8 Secrets Of The Albert Bridge

Harry Rosehill
By Harry Rosehill Last edited 13 months ago
8 Secrets Of The Albert Bridge

Beauty may be in the eye of the beholder, but it's difficult to argue there's a prettier bridge in London than Albert's. Here are some of this stunning bridge's secrets.

Photo: Dave Gorman

1. It's a hybrid of three design styles

The bridge has a rather unusual history in terms of its design. Originally drawn up by engineer Rowland Mason Ordish, it was a combination of a suspension bridge and a cable-stayed bridge, which in layman terms means it that its chains fan out from the towers across the bridge (cable-stayed elements) and they're supported by vertical hangers (suspension element). However, this design needed strengthening in 1884 — just 11 years after it originally opened. This was overseen by Sir Joseph Bazalgette, who replaced the steel cables with steel link chains. (Ordish had originally wanted this but was overruled because of costs.)

In 1973, the bridge was strengthened further. This was done through the addition of two concrete piers underneath — so it became a beam bridge too.

2. The Trembling Lady

As we've learned, the bridge was not always the sturdiest, and all possible measures were taken to protect it. This includes an extant sign at one end of the bridge, telling soldiers to break step when marching over the bridge. There were fears that soldiers from the nearby Chelsea Barracks would cause vibrations to reverberate through the bridge and cause permanent damage. This this led to the bridge's nickname, 'The Trembling Lady'. There's no reason to fear nowadays, as the barracks are on their way to becoming luxury apartments.

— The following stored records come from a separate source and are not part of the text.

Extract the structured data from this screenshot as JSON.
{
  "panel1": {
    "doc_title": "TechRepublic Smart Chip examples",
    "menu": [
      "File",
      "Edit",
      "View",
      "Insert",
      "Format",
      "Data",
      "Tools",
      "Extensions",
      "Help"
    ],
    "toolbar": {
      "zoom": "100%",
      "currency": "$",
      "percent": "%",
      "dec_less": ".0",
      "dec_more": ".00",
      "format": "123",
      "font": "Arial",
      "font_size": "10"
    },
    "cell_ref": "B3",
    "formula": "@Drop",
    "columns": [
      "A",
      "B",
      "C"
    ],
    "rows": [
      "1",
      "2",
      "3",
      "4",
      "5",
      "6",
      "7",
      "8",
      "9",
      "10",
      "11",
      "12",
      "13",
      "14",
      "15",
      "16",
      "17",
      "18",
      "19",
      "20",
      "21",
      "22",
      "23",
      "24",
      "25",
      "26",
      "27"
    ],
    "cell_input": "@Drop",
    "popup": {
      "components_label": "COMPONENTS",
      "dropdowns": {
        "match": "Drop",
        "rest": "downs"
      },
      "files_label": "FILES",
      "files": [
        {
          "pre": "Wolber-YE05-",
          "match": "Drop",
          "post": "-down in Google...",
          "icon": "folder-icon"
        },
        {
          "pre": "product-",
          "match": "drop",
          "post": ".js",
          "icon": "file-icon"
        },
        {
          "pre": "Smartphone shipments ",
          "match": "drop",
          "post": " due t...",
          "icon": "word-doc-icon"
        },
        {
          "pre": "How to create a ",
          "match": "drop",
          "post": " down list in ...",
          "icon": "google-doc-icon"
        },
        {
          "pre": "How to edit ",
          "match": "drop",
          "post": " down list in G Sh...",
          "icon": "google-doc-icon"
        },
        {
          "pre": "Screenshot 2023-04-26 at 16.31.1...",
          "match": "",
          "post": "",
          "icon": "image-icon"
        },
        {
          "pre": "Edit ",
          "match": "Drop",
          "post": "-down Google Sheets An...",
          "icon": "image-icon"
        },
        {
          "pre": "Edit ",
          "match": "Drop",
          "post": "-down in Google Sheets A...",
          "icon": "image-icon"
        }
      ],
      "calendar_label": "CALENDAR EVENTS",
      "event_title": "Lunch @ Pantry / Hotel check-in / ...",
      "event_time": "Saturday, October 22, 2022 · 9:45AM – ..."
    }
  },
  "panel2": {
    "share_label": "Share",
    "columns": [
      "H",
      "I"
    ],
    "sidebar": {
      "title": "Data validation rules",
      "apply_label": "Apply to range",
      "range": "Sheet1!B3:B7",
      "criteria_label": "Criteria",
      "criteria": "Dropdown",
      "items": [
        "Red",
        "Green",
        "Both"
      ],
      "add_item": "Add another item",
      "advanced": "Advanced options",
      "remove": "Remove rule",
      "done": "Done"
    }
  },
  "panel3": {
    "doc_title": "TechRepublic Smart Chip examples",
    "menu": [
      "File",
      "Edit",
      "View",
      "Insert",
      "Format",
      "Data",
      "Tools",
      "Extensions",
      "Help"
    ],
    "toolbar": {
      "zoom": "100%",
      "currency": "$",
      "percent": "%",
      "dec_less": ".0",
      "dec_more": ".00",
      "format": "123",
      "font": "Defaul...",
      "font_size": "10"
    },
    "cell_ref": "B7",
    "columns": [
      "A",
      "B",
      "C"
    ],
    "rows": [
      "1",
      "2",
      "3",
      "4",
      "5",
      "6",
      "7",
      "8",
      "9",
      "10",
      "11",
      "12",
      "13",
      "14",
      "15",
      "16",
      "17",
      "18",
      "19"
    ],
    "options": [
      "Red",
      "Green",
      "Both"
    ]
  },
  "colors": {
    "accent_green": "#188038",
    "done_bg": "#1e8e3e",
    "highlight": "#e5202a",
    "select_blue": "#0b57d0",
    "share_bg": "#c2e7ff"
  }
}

Photo: Mike Rolls

3. Too many dogs marking their territory

As confirmed by London's resident bridge expert Chris Roberts, the Albert Bridge has a serious dog urine problem. As there's a lack of large open green spaces on the north side of the river, many people decide to walk their canine companions in the beautiful Battersea Park on the south side. This means a plethora of dogs crossing the bridge daily, at which point, they do what dogs love to do. This isn't as harmless as a usual doggy bathroom break though; the bridge is partially made from timber and all that urine causes it to rot.

4. Prince and Albert

Due to its structural issues, the bridge was closed for renovation work between February 2010 and December 2011. The works might have been completed quicker, but because of the instability of the bridge, only so much could be done at any one time. Upon re-opening two, Staffie cross-breeds, named Prince and Albert — from the local Battersea Dogs & Cats Home — were called in for the honour of being the first to cross. It's slightly ironic that dogs were chosen to mark the occasion, considering they played a major part in its weakening.

Prince (left) and Albert (right) from Battersea Dogs & Cats Home

5. The last of their kind

As suggested by the old toll booths, you used to have to pay to make your way across the Albert Bridge. Obviously the bridge is now free to use, but you might think these booths gave years of service to deserve escaping demolition. You'd be dead wrong. The bridge opened in 1873 with the booths and they were a financial catastrophe. The crossing was then bought by the Metropolitan Board of Works in 1879 and made free to use. So that's a paltry six years of toll booth usage.

6. A paint job with a purpose

The bridge is currently painted pink, blue and green, in an attempt to increase visibility in fog and murky light — so no errant ships collide with it. (This is also the reason for its halogen light bulbs.) This colour scheme is just one of numerous that the bridge has had in its history. Records show that the bridge was painted uniformly green for most of the 20th century, and then for a few decades it was white and blue. Going back further, there's evidence of some browns and yellows creeping in — discovered during paint stripping in the most recent renovations. You can get used to the current colour scheme for a while, as it's expected to last about 25 years.

Photo: Ian Wylie

7. It was nearly knocked down

It might be hard to think now, but in the 1950s there were plans to knock down the bridge. This inspired a vigorous campaign from local residents to save the bridge, led by future Poet Laureate John Betjeman. Betjeman described the bridge as:

shining with electric lights, grey and airy against the London sky; it is one of the beauties of the London river.

Of course, the campaign was victorious and actually almost led to the bridge becoming pedestrianised, though that was soon scuppered. Instead a compromise was reached; now all vehicles that cross must be less than two tonnes.

8. Backdrop for the movies

Being the looker it is, it's no surprise that so many films have taken advantage of the Albert Bridge. It appears in Absolute Beginners, Maybe Baby and Stanley Kubrick's A Clockwork Orange. It also pops up a couple of times in Sliding Doors and plays host to quite the romantic reconciliation:

There's our take on Albert Bridge's secrets. Know any more? Let us hear about them in the comments.

Last Updated 25 October 2016

Jimmy W

Erm. I count 4. Anyone else?